Contemporary RnB singer-songwriter, Miguel performed at a rare London show at the Islington Assembly Hall; a performance that you couldn’t afford to miss.
I first came across Miguel when he released his debut album ‘All I Want Is You’ back in 2010. This dosage of contemporary R&B was ultra sleek and lust-inducing. So much so, that his melodies have become frequent entries on mid-night slow-Jamz list – If you know what I mean.
The eve of Miguel’s performance at Islington Assembly Hall when I found out I was shooting the Wildhearts singer. I didn’t know whether to be excited or nervous. My love for Miguel’s music is attached to his All I Want Is You and Khaladiscope Dream albums. His more recent work Wildheart is somewhat foreign territory for me.
However, standing in the press pit with camera in hand I waited to see the Grammy award-winning musician to lay down his self-proclaimed -“fly, funkadelic, intergalactic-hip-hop-meets-sexy-orgasmic crazy, dope shit.”
With his band wearing matching vintage Hawwian shirts, Miguel came on stage in cargo pants and a heavily pocketed army Gilet. Right from the start, Miguel’s performance is glowing with soulful pop – rock-like qualities. ‘Arch N Point’ leads the audience into a rock concert like hysteria. Bodies moving in sync with the strumming of the electric guitar. Sonic sounds not found in traditional Rnb record; not since the days of Geroge Clinton and Funkadelic or Prince at least. Miguel can create RnB gems with the slightest hip-hop influence like his inspirations; Jimi Hendrix, Marvin Gaye, Frank Ocean and Prince.
Until about halfway, Miguel dedicated his live performance to his older records. An aroma of excitement captivated the audience when he announces the next song will be a taster of his new album. This snippet came in the form of a track called ‘Pineapple Skies’. As expected, Pineapple Skies highlights his musicality to perfection; producing a song that is not only fitting for your libido but a record you can dance along with also. Though this song is no different from Miguel’s trademark style, it’s reassuring to know that as far as his new album goes, we can expect much more of what we love from this artist.
Towards the end of the show, he began to talk to the audience on an introspective level. Communicating the relationship we have with music, more importantly, our relationship with music in-times of struggle. It was a pleasant pause from at times an overzealously, passionate performance.
After what was entirely in an intimate moment it was fitting for Miguel to sing ‘Candles In The Sun’. The grandiose synths gave way for “Is there a God? / Is he watching?”; a record about the fact that we were all born as equals, but don’t treat each other that way. It wasn’t until he sang ‘Pussy Is Mine’ when the temperature of the room hit its peak. Miguel’s reflection to a time of sexual fluidity was unsurprisingly a highlight of the evening.

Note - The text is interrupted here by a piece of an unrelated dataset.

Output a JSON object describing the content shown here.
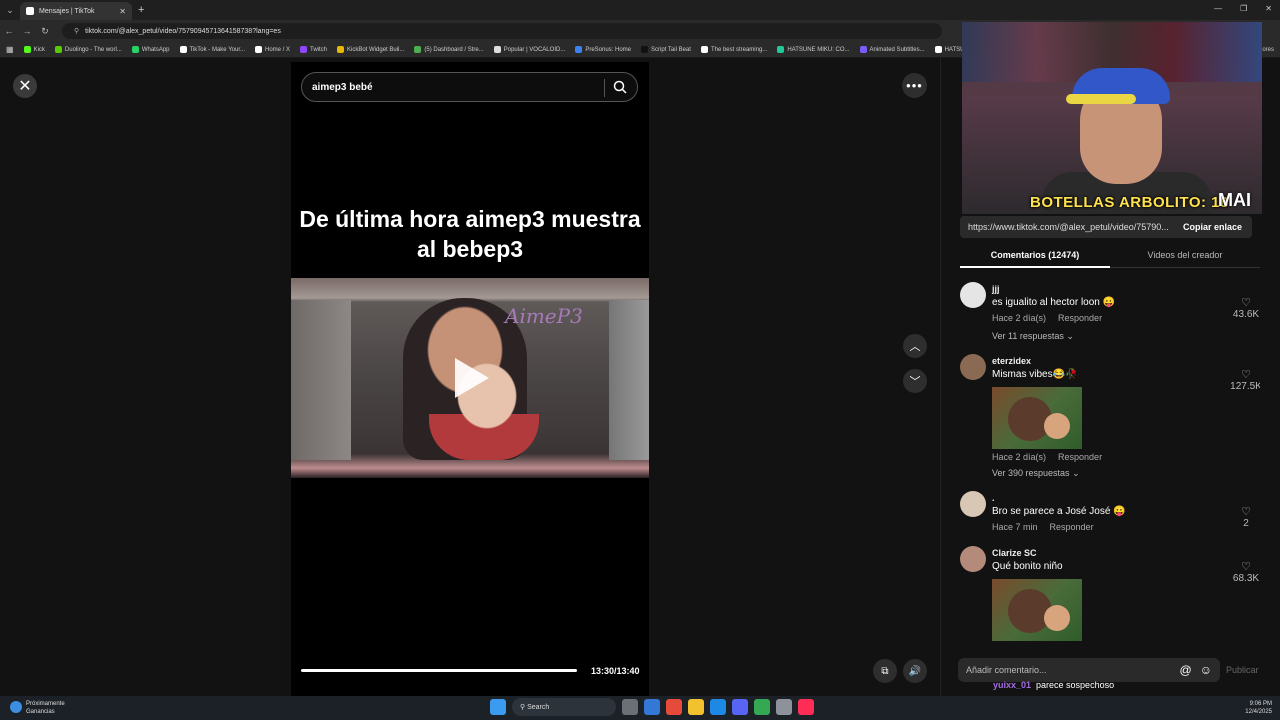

It’s safe to Miguel’s live performance was an eclectic onslaught; it had elements of psychedelic rock ‘n’ roll and a soothing, soulful feel. But, the sweet combinations of instruments drained out his vocals.
Miguel’s enchanting falsettos should have dominated airwaves. Instead, they were interrupted by a need to be a rockstar; rather than a contemporary RnB singer.